Picture this: a world where people only bought what they needed, not what they wanted. Cars all came in basic black with no extra anything. Clothes were purchased for practicality alone, not for what they said about you. Politicians campaigned on issues and the marketplace was devoid of unessentials, except, of course, for the rich who had money for luxuries beyond the day-to-day outcroppings necessary to survive.
Then came along Sigmond Freud. More specifically, his nephew, Edward Bernays, and the individual would never be the same again.
Recently I discovered the excellent BBC series, The Century of Self, that documents Bernays’ influence in the American marketplace and also the growth of the consumer (a term first used in the 1920’s) in western society.

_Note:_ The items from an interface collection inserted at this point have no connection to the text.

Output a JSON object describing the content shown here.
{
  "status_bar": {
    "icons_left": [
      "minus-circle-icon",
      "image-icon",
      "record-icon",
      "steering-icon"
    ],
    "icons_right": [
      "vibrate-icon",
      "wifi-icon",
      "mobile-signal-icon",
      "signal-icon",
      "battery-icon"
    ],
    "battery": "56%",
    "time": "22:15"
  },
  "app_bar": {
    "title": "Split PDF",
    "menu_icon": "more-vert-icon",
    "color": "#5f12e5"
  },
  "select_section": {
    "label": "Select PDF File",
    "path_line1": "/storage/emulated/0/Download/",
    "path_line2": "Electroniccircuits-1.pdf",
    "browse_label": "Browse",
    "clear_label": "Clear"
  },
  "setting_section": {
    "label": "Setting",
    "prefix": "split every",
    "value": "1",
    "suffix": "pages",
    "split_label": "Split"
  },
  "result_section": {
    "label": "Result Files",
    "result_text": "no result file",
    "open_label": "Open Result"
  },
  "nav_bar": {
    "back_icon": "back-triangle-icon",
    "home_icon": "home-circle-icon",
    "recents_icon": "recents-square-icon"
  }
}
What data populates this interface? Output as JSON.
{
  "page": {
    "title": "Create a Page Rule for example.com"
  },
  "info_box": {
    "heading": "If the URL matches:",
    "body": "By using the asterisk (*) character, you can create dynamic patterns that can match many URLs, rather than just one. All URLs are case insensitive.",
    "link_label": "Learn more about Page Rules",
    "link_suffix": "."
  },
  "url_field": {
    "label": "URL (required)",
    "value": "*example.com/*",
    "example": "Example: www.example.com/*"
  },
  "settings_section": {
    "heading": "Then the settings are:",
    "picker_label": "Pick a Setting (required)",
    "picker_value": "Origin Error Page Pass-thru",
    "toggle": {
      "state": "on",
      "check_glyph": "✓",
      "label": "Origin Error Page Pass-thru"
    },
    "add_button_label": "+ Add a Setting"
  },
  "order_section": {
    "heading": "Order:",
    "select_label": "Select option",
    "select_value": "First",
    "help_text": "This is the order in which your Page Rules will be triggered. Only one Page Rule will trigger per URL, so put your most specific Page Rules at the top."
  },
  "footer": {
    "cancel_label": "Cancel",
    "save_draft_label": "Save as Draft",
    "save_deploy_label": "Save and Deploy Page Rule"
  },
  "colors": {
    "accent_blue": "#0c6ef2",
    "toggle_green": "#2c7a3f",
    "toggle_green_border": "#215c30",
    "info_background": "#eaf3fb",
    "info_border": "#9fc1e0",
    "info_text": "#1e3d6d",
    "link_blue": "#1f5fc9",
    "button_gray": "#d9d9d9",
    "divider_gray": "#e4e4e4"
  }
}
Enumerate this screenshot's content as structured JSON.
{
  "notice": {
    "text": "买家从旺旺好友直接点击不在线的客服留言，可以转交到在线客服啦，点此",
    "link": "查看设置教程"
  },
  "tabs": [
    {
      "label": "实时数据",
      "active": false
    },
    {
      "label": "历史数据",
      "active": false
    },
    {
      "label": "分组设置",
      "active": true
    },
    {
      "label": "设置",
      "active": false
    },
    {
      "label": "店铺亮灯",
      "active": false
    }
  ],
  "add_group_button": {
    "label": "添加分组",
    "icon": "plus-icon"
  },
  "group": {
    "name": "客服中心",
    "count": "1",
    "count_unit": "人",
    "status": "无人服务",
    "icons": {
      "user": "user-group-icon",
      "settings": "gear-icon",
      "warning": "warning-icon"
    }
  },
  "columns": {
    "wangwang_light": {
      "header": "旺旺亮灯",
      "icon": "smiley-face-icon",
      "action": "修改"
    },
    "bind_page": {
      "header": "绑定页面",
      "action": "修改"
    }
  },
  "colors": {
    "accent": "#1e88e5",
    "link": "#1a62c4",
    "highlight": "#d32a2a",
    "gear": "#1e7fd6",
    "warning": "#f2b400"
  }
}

Bernays was the father of public relations. In fact he coined the phrase; the word “propaganda” had too much of a negative connotation. He had his fingers in so many pies in the past century that it would be difficult to find a sector untouched by his beliefs or campaigns. He was instrumentally in getting women to start smoking in the 1920’s and using Betty Crocker cake mixes in the 1950’s. He schemed the overthrow of the democratic regime of Jacobo Árbenz Guzmán in Guatemala during the Truman administration to support United Fruit Company and arranged a pancake breakfast with Calvin Coolidge in what is considered one of the first media events for a president.
Bernays built his entire career in public relations on the ideas and tenets of his learned uncle, Sigmond Freud. Freud developed psychoanalysis and gave us such terms as “libido”, “ego”, “id” and “subconscious.” He felt the self was a dangerous commodity. Beneath the surface of all beings was a wanton, lusting, violent self that had to be contained, had to be molded into the mores and expectations of society as a whole if the society was to survive. Freud and Bernays believed that the horrors of the First World War were related to these suppressed tendencies and if a select group of people could guide the masses, order and harmony would be maintained in the culture. In his 1928 book entitled Propaganda, Bernays writes: “The conscious and intelligent manipulation of the organized habits and opinions of the masses is an important element in democratic society….In almost every act of our daily lives, whether in the sphere of politics or business, in our social conduct or our ethical thinking, we are dominated by the relatively small number of persons…who understand the mental processes and social patterns of the masses. It is they who pull the wires which control the public mind.”
Fast forward to today. Cloud Atlas, the powerful 2004 novel by David Mitchell and now a feature film, speaks to centuries of attempts to control Bernays’ “public mind.” We see time spread out like a patchwork quilt, stories and characters connecting through themes of survival and marginalized existence, subservience and exploitation. The future world is entirely controlled by a few powerful people where corpocracy is a religion and humans are consumerholics.
The book and the film make it clear that the future is not some sci-fi soylent green tomorrow land. It is now. GMO foods and mega-malls, iPhones and nanosecond new technology. Craving and suffering have been with us for eons of time, but consumerism has become a new forum for dehumanizing and lessening the value of all beings. Consumers are the parishioners to big business’s church of propaganda, or perhaps, more accurately, the addicts to corpocracy’s dealers where the insatiable hunger for satisfaction is rampant and the drug of choice is materialism. Cloud Atlas is a stunning wake up call for the environment, for humanity, for this shrinking planet we all call home. It’s a luminous reminder that we are all connected, that we all need each other and that we are not alone.
Read about Lana Wachowski, one of the writers and directors of Cloud Atlas, and her brave commitment to being truly herself.
BBC’s documentary, The Century of Selfhttp://www.youtube.com/watch?v=OmUzwRCyTSo
Trailer for Cloud Atlas
Edward Bernays via Wikimedia Commons